## [Your task]
Search the records below for the string "Design" and report only the number of lines that contain it.

(Source data)

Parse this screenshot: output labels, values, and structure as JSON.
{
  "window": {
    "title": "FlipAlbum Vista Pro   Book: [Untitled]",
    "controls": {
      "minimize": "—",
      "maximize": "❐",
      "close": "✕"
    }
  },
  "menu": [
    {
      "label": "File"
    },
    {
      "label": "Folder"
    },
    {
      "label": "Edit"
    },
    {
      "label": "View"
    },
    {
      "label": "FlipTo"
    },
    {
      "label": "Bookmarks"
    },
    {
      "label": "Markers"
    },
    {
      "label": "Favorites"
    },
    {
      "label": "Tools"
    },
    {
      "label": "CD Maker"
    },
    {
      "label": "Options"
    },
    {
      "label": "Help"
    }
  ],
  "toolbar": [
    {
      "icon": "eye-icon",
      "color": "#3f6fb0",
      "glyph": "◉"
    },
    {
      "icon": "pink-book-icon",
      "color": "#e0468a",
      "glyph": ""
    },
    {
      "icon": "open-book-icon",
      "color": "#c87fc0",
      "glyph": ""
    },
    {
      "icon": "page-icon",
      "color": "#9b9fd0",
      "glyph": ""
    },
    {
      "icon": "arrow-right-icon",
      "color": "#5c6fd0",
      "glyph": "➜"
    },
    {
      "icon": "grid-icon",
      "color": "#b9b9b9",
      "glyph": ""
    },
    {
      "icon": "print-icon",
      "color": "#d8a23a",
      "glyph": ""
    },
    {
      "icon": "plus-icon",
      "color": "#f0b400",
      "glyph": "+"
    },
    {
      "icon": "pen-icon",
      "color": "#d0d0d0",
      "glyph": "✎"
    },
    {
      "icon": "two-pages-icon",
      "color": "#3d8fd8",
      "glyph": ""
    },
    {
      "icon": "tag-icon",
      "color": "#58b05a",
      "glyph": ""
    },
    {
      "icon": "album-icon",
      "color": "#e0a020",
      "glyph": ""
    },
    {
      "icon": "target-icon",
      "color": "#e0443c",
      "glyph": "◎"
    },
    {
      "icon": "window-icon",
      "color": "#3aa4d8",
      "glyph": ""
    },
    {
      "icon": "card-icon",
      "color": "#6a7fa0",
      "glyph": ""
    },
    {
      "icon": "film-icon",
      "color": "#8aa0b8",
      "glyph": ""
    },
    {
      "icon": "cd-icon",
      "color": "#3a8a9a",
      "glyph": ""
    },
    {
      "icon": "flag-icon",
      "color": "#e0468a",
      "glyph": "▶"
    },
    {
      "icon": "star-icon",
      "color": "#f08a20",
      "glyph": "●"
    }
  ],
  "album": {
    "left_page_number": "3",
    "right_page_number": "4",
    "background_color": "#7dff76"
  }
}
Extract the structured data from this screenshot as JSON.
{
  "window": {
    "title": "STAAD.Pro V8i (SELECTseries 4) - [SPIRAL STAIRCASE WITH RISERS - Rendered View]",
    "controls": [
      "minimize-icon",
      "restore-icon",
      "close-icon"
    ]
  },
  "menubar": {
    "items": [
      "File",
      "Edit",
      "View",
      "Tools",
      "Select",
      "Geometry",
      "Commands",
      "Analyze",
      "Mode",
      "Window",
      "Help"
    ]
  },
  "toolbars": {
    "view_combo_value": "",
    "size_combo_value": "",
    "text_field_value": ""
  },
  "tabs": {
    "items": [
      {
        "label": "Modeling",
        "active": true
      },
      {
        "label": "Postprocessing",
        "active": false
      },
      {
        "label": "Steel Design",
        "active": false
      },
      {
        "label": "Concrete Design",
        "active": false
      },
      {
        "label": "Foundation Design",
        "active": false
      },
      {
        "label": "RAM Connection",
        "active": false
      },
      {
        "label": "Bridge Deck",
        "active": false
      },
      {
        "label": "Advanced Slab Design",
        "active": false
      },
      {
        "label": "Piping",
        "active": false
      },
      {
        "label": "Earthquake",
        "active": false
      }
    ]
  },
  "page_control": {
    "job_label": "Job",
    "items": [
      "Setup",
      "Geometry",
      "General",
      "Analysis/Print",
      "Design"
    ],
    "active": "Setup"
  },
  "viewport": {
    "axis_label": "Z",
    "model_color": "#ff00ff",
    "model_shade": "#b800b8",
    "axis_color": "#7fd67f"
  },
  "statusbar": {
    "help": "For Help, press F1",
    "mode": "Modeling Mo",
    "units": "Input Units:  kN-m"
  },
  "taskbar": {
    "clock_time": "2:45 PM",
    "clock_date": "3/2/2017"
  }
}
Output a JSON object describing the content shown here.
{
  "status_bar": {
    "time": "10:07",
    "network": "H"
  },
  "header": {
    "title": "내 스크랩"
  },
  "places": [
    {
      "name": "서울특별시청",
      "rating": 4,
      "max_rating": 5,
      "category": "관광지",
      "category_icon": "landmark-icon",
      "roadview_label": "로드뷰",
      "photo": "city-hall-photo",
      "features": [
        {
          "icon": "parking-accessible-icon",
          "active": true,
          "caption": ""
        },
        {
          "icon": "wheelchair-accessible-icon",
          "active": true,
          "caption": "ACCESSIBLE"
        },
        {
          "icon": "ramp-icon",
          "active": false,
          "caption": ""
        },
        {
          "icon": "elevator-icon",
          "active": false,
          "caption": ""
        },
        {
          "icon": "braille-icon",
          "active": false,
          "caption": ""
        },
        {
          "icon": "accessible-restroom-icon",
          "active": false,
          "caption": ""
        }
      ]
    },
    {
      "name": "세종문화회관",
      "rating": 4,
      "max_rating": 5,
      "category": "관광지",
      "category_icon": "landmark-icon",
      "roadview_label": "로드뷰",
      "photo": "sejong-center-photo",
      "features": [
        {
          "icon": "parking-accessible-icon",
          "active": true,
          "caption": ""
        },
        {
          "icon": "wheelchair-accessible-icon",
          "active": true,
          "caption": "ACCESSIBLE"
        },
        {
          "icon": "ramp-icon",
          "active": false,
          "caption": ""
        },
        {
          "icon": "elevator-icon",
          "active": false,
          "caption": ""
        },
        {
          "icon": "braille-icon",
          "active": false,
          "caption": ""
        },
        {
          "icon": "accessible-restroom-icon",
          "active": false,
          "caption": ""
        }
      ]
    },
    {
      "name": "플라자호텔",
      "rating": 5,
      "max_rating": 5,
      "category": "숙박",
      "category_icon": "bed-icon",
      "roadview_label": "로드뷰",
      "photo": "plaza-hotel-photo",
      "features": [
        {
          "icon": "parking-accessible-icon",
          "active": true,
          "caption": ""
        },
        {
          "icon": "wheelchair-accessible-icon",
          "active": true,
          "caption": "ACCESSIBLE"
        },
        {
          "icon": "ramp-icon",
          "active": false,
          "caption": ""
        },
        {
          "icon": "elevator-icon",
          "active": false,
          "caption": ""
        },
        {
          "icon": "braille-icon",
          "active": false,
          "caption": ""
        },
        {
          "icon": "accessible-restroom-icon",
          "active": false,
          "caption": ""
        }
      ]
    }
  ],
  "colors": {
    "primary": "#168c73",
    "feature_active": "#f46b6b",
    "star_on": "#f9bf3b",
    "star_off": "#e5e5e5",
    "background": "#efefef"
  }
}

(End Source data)

## [Solution to the exercise]
5